[Start of Attachment]

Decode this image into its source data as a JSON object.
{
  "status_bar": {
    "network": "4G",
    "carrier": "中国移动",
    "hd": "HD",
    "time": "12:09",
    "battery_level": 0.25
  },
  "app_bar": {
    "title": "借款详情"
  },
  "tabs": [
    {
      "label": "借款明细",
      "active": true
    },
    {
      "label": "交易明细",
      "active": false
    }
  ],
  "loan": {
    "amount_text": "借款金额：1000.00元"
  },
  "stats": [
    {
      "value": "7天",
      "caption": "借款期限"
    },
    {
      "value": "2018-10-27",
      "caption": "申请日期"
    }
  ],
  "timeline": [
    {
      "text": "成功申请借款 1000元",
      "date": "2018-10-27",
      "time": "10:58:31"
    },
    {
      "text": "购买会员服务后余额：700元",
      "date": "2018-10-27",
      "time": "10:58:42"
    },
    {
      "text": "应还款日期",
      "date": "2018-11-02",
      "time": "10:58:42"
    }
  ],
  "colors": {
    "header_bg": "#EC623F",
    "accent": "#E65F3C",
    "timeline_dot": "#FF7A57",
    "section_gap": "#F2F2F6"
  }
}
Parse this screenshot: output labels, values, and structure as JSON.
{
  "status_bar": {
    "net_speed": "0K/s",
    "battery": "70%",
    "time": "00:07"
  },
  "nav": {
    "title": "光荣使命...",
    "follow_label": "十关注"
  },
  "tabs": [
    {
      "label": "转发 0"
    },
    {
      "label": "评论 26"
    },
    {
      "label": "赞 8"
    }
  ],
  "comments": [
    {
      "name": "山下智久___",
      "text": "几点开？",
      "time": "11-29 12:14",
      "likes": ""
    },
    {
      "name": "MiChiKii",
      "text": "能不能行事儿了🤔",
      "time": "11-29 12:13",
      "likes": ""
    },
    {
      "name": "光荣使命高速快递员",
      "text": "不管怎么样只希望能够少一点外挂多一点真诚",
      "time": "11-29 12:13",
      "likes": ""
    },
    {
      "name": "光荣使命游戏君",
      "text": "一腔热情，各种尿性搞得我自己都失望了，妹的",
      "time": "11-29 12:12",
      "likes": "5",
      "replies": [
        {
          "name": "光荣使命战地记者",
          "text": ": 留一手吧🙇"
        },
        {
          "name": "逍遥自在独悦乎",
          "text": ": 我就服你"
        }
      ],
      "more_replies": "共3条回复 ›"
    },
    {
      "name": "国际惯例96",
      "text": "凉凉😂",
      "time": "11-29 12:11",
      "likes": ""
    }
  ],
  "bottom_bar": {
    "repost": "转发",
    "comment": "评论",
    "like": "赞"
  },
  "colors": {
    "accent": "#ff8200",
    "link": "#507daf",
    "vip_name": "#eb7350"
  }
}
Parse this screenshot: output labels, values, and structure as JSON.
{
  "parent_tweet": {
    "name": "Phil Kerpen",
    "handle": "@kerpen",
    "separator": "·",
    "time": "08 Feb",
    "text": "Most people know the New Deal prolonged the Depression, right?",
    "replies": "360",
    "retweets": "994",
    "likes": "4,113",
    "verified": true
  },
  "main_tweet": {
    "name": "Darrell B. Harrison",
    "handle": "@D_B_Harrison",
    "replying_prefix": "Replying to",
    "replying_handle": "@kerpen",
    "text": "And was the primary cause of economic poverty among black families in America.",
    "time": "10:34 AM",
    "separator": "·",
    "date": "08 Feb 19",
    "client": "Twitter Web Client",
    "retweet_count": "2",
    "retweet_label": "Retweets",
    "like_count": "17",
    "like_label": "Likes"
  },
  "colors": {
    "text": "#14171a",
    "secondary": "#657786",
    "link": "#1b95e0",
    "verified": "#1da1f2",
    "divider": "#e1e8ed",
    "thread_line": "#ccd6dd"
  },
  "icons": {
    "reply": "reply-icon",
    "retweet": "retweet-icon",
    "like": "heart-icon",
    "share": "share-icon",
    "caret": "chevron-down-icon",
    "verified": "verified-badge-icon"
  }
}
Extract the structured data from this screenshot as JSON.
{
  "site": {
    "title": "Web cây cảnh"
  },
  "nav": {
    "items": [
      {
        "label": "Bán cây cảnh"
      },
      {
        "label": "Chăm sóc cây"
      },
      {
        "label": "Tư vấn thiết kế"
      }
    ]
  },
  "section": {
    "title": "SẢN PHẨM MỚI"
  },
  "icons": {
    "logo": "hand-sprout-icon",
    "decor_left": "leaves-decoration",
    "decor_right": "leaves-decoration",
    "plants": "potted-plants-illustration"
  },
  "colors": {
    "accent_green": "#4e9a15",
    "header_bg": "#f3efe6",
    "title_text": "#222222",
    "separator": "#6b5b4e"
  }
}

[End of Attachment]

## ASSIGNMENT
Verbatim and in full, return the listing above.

## TASK SOLUTION
Decode this image into its source data as a JSON object.
{
  "status_bar": {
    "network": "4G",
    "carrier": "中国移动",
    "hd": "HD",
    "time": "12:09",
    "battery_level": 0.25
  },
  "app_bar": {
    "title": "借款详情"
  },
  "tabs": [
    {
      "label": "借款明细",
      "active": true
    },
    {
      "label": "交易明细",
      "active": false
    }
  ],
  "loan": {
    "amount_text": "借款金额：1000.00元"
  },
  "stats": [
    {
      "value": "7天",
      "caption": "借款期限"
    },
    {
      "value": "2018-10-27",
      "caption": "申请日期"
    }
  ],
  "timeline": [
    {
      "text": "成功申请借款 1000元",
      "date": "2018-10-27",
      "time": "10:58:31"
    },
    {
      "text": "购买会员服务后余额：700元",
      "date": "2018-10-27",
      "time": "10:58:42"
    },
    {
      "text": "应还款日期",
      "date": "2018-11-02",
      "time": "10:58:42"
    }
  ],
  "colors": {
    "header_bg": "#EC623F",
    "accent": "#E65F3C",
    "timeline_dot": "#FF7A57",
    "section_gap": "#F2F2F6"
  }
}
Parse this screenshot: output labels, values, and structure as JSON.
{
  "status_bar": {
    "net_speed": "0K/s",
    "battery": "70%",
    "time": "00:07"
  },
  "nav": {
    "title": "光荣使命...",
    "follow_label": "十关注"
  },
  "tabs": [
    {
      "label": "转发 0"
    },
    {
      "label": "评论 26"
    },
    {
      "label": "赞 8"
    }
  ],
  "comments": [
    {
      "name": "山下智久___",
      "text": "几点开？",
      "time": "11-29 12:14",
      "likes": ""
    },
    {
      "name": "MiChiKii",
      "text": "能不能行事儿了🤔",
      "time": "11-29 12:13",
      "likes": ""
    },
    {
      "name": "光荣使命高速快递员",
      "text": "不管怎么样只希望能够少一点外挂多一点真诚",
      "time": "11-29 12:13",
      "likes": ""
    },
    {
      "name": "光荣使命游戏君",
      "text": "一腔热情，各种尿性搞得我自己都失望了，妹的",
      "time": "11-29 12:12",
      "likes": "5",
      "replies": [
        {
          "name": "光荣使命战地记者",
          "text": ": 留一手吧🙇"
        },
        {
          "name": "逍遥自在独悦乎",
          "text": ": 我就服你"
        }
      ],
      "more_replies": "共3条回复 ›"
    },
    {
      "name": "国际惯例96",
      "text": "凉凉😂",
      "time": "11-29 12:11",
      "likes": ""
    }
  ],
  "bottom_bar": {
    "repost": "转发",
    "comment": "评论",
    "like": "赞"
  },
  "colors": {
    "accent": "#ff8200",
    "link": "#507daf",
    "vip_name": "#eb7350"
  }
}
Parse this screenshot: output labels, values, and structure as JSON.
{
  "parent_tweet": {
    "name": "Phil Kerpen",
    "handle": "@kerpen",
    "separator": "·",
    "time": "08 Feb",
    "text": "Most people know the New Deal prolonged the Depression, right?",
    "replies": "360",
    "retweets": "994",
    "likes": "4,113",
    "verified": true
  },
  "main_tweet": {
    "name": "Darrell B. Harrison",
    "handle": "@D_B_Harrison",
    "replying_prefix": "Replying to",
    "replying_handle": "@kerpen",
    "text": "And was the primary cause of economic poverty among black families in America.",
    "time": "10:34 AM",
    "separator": "·",
    "date": "08 Feb 19",
    "client": "Twitter Web Client",
    "retweet_count": "2",
    "retweet_label": "Retweets",
    "like_count": "17",
    "like_label": "Likes"
  },
  "colors": {
    "text": "#14171a",
    "secondary": "#657786",
    "link": "#1b95e0",
    "verified": "#1da1f2",
    "divider": "#e1e8ed",
    "thread_line": "#ccd6dd"
  },
  "icons": {
    "reply": "reply-icon",
    "retweet": "retweet-icon",
    "like": "heart-icon",
    "share": "share-icon",
    "caret": "chevron-down-icon",
    "verified": "verified-badge-icon"
  }
}
Extract the structured data from this screenshot as JSON.
{
  "site": {
    "title": "Web cây cảnh"
  },
  "nav": {
    "items": [
      {
        "label": "Bán cây cảnh"
      },
      {
        "label": "Chăm sóc cây"
      },
      {
        "label": "Tư vấn thiết kế"
      }
    ]
  },
  "section": {
    "title": "SẢN PHẨM MỚI"
  },
  "icons": {
    "logo": "hand-sprout-icon",
    "decor_left": "leaves-decoration",
    "decor_right": "leaves-decoration",
    "plants": "potted-plants-illustration"
  },
  "colors": {
    "accent_green": "#4e9a15",
    "header_bg": "#f3efe6",
    "title_text": "#222222",
    "separator": "#6b5b4e"
  }
}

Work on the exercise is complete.